The rising cost of the Sunset Strip Music Festival, a decline in attendance at the Sunset Strip Farmers Market and problems collecting assessments from businesses who are members of the Sunset Strip Business Association have led the City of West Hollywood to propose a major re-examination of the festival and a new strategic direction for the Association.
A report presented to the City Council tonight even suggests that the annual music festival, which launched in 2007, might be put on hiatus this year while its problems are studied. Councilmember John D’Amico said the report is “a fairly strong indictment that maybe what we’re hoping for is not going to be realized.” The Council named Councilmembers John Heilman and John Duran to a subcommittee to work with the SSBA on the issues.
A major issue, according to the report, is that the festival has grown more rapidly than has the revenue it generates. The city has contributed $540,000 to cover expenses related to police and fire services and erection of street barricades and has waived $46,400 in fees.
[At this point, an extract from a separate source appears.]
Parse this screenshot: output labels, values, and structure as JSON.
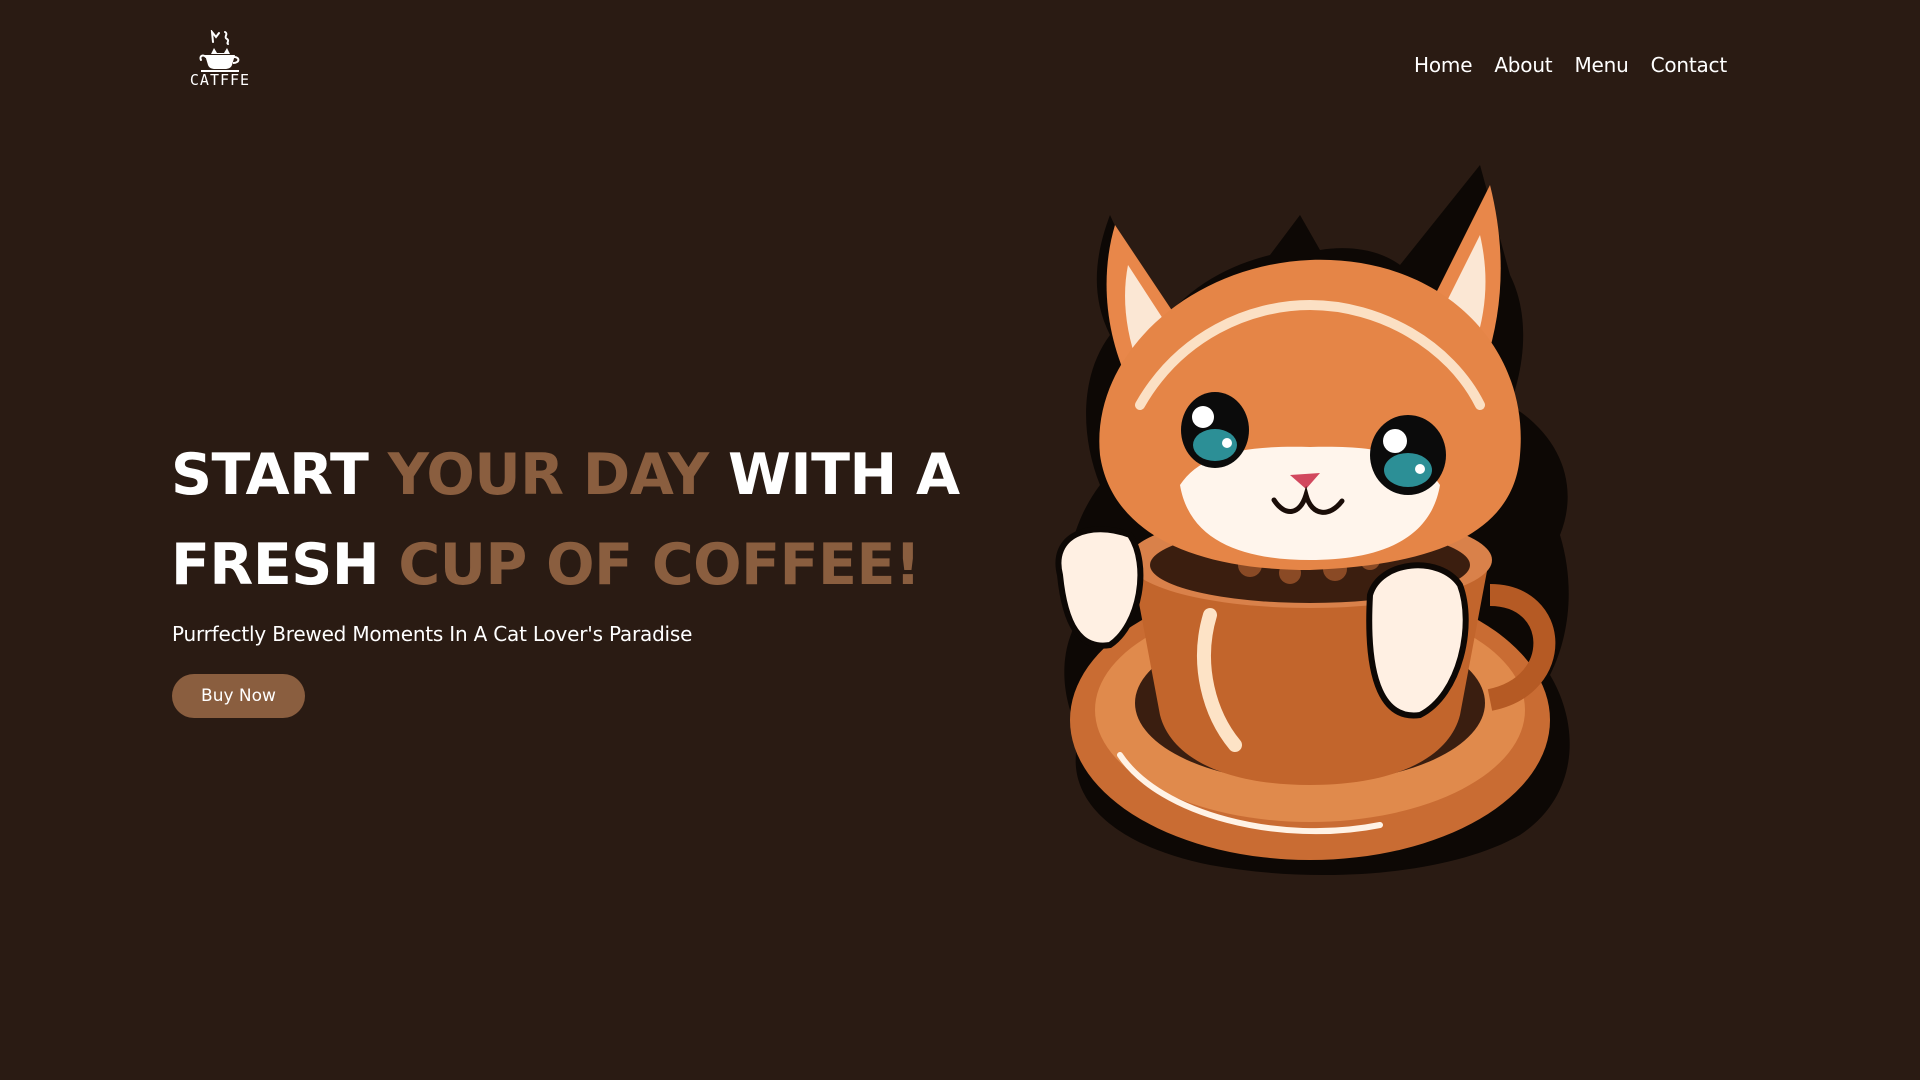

The Sunset Strip Business Association (SSBA), which manages the independently incorporated festival, has paid $128,000 to sponsor it and loaned it an additional $360,000, a debt that it has forgiven.
The report cites several problems faced by the music festival:
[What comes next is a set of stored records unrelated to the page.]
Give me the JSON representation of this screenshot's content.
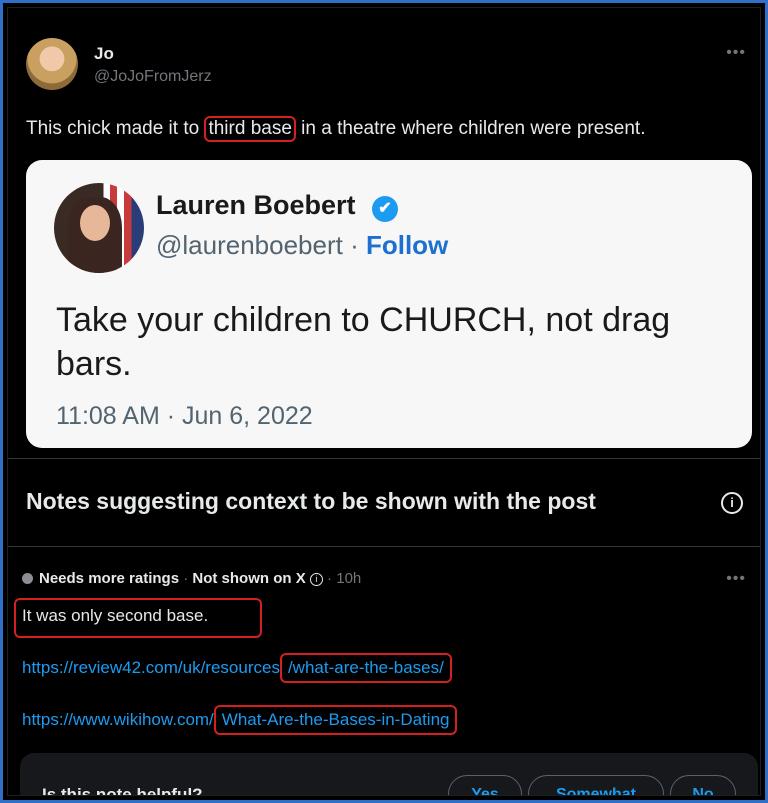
{
  "post": {
    "author_name": "Jo",
    "author_handle": "@JoJoFromJerz",
    "more_label": "•••",
    "text_before": "This chick made it to ",
    "text_highlight": "third base",
    "text_after": " in a theatre where children were present."
  },
  "quoted": {
    "name": "Lauren Boebert",
    "handle": "@laurenboebert",
    "separator": " · ",
    "follow_label": "Follow",
    "text": "Take your children to CHURCH, not drag bars.",
    "timestamp": "11:08 AM · Jun 6, 2022",
    "verified_icon": "✔"
  },
  "notes": {
    "title": "Notes suggesting context to be shown with the post",
    "info_icon": "i",
    "status": "Needs more ratings",
    "separator1": " · ",
    "visibility": "Not shown on X",
    "separator2": " · ",
    "age": "10h",
    "more_label": "•••",
    "note_text": "It was only second base.",
    "link1_prefix": "https://review42.com/uk/resources",
    "link1_highlight": "/what-are-the-bases/",
    "link2_prefix": "https://www.wikihow.com/",
    "link2_highlight": "What-Are-the-Bases-in-Dating",
    "helpful_question": "Is this note helpful?",
    "buttons": [
      "Yes",
      "Somewhat",
      "No"
    ]
  },
  "colors": {
    "accent": "#1d9bf0",
    "highlight_border": "#d42020",
    "frame_border": "#2f6fc8"
  }
}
- It must compete for a time slot with more established festivals likely to attract the same audience. The festival has been staged at various times of the year — as early as June and as late as August . The summer is a problem because many bands travel to European music festivals and are unavailable to perform on the Strip. The festival has considered moving to late September or early October, which would please hotels which have lower occupancy rates then. At the same time, the City of West Hollywood is organizing its own major events — the annual Book Fair and the Halloween Carnaval — in the fall, which would make a fall music festival a burden on its staff.
- Delays in setting a date for the festival each year make it harder to promote and book talent.
- Closing Sunset Boulevard and setting up stages for band performances is very expensive. The report says the cumulative debt of the music festival over five years is $577,431.
The report says the SSBA and the city have agreed that a different management approach is needed. SSBA has decided to seek an established music festival production company to develop a plan to make the festival financially viable. The city report also recommends that SSBA consider broadening the scope of the festival to include art exhibits, fashion events and film screenings.
Another issue identified by the report is the failure of some businesses to pay the taxes assessed on them to support the SSBA. A business improvement district is financed by taxes levied by the city on its businesses, with the revenue from those taxes used by the BID to promote its members. The budget of the SSBA, which was established in 2001, has grown from $591,000 a year to more than $800,000 a year, with support from funding from sponsors of events such as the music festival as well as the BID tax.
The report says that the city was only collecting 80 percent of the assessed taxes until late last year, when it began notifying businesses that they were delinquent and giving them 30 days to pay. That effort has boosted collections to a four-year average of 92 percent. Now SSBA businesses, once $611,850 in arrears, are only $326,625 behind in payments. Businesses that don’t respond to city collection efforts face a legal claim or having their debt turned over to a collection agency.
Additionally, the Sunset Strip Farmers Market, which launched in 2012, saw a decline in average attendance from 600 people per week that year to 500 last year. The market is staged on Thursdays from May through October. A survey by the SSBA found that 90 percent of attendees live in the 90069 zip code area and more than a third attend the market two or more times a month. Those surveyed said they would like more vendors of fresh produce at affordable prices, more vendors of prepared foods and more options for parking. Revenue generated by the market comes from rental of booths by food vendors, beverage sales and sales of meals with partnering restaurants. The market’s losses, $249,977 in 2012, fell to $55,989 in 2013. The city contributed $50,000 last year to offset costs.